# Records provided
● ● ● ●

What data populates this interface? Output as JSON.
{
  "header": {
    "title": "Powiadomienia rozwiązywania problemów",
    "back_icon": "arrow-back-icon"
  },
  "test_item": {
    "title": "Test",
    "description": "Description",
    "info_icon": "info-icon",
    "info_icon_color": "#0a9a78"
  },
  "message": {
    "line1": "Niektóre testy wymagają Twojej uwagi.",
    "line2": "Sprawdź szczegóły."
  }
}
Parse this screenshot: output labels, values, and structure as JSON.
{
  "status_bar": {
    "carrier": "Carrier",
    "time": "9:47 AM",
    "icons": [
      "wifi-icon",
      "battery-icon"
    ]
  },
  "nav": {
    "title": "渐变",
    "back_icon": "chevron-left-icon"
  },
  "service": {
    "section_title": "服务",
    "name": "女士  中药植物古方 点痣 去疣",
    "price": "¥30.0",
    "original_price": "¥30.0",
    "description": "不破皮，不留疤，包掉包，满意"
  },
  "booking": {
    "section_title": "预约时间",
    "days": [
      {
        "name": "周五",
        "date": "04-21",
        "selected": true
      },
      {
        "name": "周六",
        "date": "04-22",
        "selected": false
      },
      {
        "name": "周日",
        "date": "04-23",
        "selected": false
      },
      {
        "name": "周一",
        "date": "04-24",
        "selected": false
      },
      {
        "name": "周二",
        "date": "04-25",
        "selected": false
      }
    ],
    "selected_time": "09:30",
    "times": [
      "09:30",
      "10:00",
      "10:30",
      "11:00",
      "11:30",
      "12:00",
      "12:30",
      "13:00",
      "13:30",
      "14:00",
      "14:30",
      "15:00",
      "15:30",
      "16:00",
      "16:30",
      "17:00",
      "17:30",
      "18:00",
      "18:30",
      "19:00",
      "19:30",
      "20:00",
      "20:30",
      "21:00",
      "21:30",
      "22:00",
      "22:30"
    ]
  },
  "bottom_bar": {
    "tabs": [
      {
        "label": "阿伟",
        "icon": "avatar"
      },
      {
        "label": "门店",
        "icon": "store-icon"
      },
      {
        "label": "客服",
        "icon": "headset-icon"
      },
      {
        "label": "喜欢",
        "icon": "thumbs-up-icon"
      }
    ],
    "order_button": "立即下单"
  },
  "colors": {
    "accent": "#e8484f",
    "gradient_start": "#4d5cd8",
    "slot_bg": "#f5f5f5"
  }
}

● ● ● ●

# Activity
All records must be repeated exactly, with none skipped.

# Result below
What data populates this interface? Output as JSON.
{
  "header": {
    "title": "Powiadomienia rozwiązywania problemów",
    "back_icon": "arrow-back-icon"
  },
  "test_item": {
    "title": "Test",
    "description": "Description",
    "info_icon": "info-icon",
    "info_icon_color": "#0a9a78"
  },
  "message": {
    "line1": "Niektóre testy wymagają Twojej uwagi.",
    "line2": "Sprawdź szczegóły."
  }
}
Parse this screenshot: output labels, values, and structure as JSON.
{
  "status_bar": {
    "carrier": "Carrier",
    "time": "9:47 AM",
    "icons": [
      "wifi-icon",
      "battery-icon"
    ]
  },
  "nav": {
    "title": "渐变",
    "back_icon": "chevron-left-icon"
  },
  "service": {
    "section_title": "服务",
    "name": "女士  中药植物古方 点痣 去疣",
    "price": "¥30.0",
    "original_price": "¥30.0",
    "description": "不破皮，不留疤，包掉包，满意"
  },
  "booking": {
    "section_title": "预约时间",
    "days": [
      {
        "name": "周五",
        "date": "04-21",
        "selected": true
      },
      {
        "name": "周六",
        "date": "04-22",
        "selected": false
      },
      {
        "name": "周日",
        "date": "04-23",
        "selected": false
      },
      {
        "name": "周一",
        "date": "04-24",
        "selected": false
      },
      {
        "name": "周二",
        "date": "04-25",
        "selected": false
      }
    ],
    "selected_time": "09:30",
    "times": [
      "09:30",
      "10:00",
      "10:30",
      "11:00",
      "11:30",
      "12:00",
      "12:30",
      "13:00",
      "13:30",
      "14:00",
      "14:30",
      "15:00",
      "15:30",
      "16:00",
      "16:30",
      "17:00",
      "17:30",
      "18:00",
      "18:30",
      "19:00",
      "19:30",
      "20:00",
      "20:30",
      "21:00",
      "21:30",
      "22:00",
      "22:30"
    ]
  },
  "bottom_bar": {
    "tabs": [
      {
        "label": "阿伟",
        "icon": "avatar"
      },
      {
        "label": "门店",
        "icon": "store-icon"
      },
      {
        "label": "客服",
        "icon": "headset-icon"
      },
      {
        "label": "喜欢",
        "icon": "thumbs-up-icon"
      }
    ],
    "order_button": "立即下单"
  },
  "colors": {
    "accent": "#e8484f",
    "gradient_start": "#4d5cd8",
    "slot_bg": "#f5f5f5"
  }
}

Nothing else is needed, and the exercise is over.